With a couch on the back wall put the speakers to the sides of the listeners and aim them at each other or if needed to avoid localization try pointing them up towards the ceiling. Note that their sound quality might start to lack in high-frequency energy, so you might need to compensate for this with tone control or equalization.
* Surround Back Speaker Placement for Surround EX.
Surround EX is the latest development in multichannel sound formats, and provides more spatial resolution to the surround soundfield. Rather than just represent the off-screen sounds with two channels to the sides of the listeners, Surround EX adds a third channel behind the listening area and gives the sound designer more creative flexibility.
Surround EX was jointly developed by Lucasfilm THX and Dolby Laboratories and was first introduced in Star Wars Episode 1, the Phantom Menace. Since then about 70 movies have been released with the EX feature, and whenever these end up on DVD they include the extra track. In a decent listening room, EX adds significant sonic qualities and seating flexibility, and I highly recommend specifying it in to any new design.

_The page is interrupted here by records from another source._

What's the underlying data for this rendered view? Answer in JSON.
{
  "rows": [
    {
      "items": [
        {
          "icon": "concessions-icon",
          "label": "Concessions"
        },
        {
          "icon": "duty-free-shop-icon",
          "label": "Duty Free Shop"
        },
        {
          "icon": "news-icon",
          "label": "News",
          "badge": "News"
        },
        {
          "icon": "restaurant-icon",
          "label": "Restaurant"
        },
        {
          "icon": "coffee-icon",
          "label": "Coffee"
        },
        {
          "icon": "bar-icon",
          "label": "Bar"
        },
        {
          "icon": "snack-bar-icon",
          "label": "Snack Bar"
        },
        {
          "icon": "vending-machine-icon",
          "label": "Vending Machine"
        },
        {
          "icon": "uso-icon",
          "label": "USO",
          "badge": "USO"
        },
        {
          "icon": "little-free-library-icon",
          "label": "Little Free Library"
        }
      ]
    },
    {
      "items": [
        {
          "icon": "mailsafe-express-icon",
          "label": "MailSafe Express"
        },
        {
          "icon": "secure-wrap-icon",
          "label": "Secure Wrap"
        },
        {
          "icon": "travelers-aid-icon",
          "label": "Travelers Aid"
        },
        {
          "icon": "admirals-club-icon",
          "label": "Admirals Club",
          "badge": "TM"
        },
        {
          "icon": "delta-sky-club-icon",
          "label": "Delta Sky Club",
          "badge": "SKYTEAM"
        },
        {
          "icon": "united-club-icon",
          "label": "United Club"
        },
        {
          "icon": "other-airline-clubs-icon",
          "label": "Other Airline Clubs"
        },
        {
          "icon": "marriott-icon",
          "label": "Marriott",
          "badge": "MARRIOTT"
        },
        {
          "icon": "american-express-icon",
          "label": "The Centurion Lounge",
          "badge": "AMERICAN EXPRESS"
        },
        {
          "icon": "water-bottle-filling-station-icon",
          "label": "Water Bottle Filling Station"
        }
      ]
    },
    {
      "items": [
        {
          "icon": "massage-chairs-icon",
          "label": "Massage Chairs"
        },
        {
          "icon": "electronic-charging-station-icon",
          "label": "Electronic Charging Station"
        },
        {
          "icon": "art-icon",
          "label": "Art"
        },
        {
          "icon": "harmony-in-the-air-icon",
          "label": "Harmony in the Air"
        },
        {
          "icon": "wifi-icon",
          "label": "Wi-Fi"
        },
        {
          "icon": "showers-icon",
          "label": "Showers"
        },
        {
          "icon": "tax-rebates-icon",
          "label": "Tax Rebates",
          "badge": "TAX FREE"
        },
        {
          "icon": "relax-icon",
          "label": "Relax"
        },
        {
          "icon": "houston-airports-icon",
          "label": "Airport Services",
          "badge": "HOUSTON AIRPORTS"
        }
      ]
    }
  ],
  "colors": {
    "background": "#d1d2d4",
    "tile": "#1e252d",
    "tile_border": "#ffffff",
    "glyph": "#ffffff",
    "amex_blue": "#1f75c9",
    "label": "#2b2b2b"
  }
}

Placing the rear speakers for Surround EX follows mostly what we have been talking about so far with a few twists, turns and variations. The largest twist is that a pair speakers placed symmetrically behind your listening position can actually produce a sound image in front of you! As amazing as that sounds, it is a well-known psychoacoustic effect referred to as “reversal.” Of course the intended effect is not for the “surround back” sound to come from in front of you. So what do you do to avoid this trap? One solution is to use dipole speakers; another solution is to offset the speaker locations so as to break the symmetry. Yet another solution is to use a fair amount of diffusive materials on the rear and sidewalls to create a less correlated soundfield. Figures 13-15 provide some illustrations to use as guides for surround back placement.
* Surround Speaker Tweaking and Aiming.
Once the speakers are in place, listen for even coverage and spaciousness using pink noise or another relatively steady signal source. Listen for balance of directionality and spaciousness. Walk around the room’s main listening area, and look for hot spots and speaker localization cues. Try moving the speakers up, forward or backwards until the hotspots go away. With dipoles aim the null towards the seating area. With direct radiators you might need to point the speakers away from the listening area. You might also need to add some diffusion acoustical treatment to the side and back walls, and maybe even the ceiling to improve the surround field coverage.
For the surround back speakers, check again for that pesky reversal issue and solve it by displacing the surrounds, adding diffusers, or aiming them in different directions.
Remember to reset the time synchronization settings after moving the speakers.
Anthony Grimani is president of Performance Media Industries, an Acoustical Architecture firm specializing in home theater design.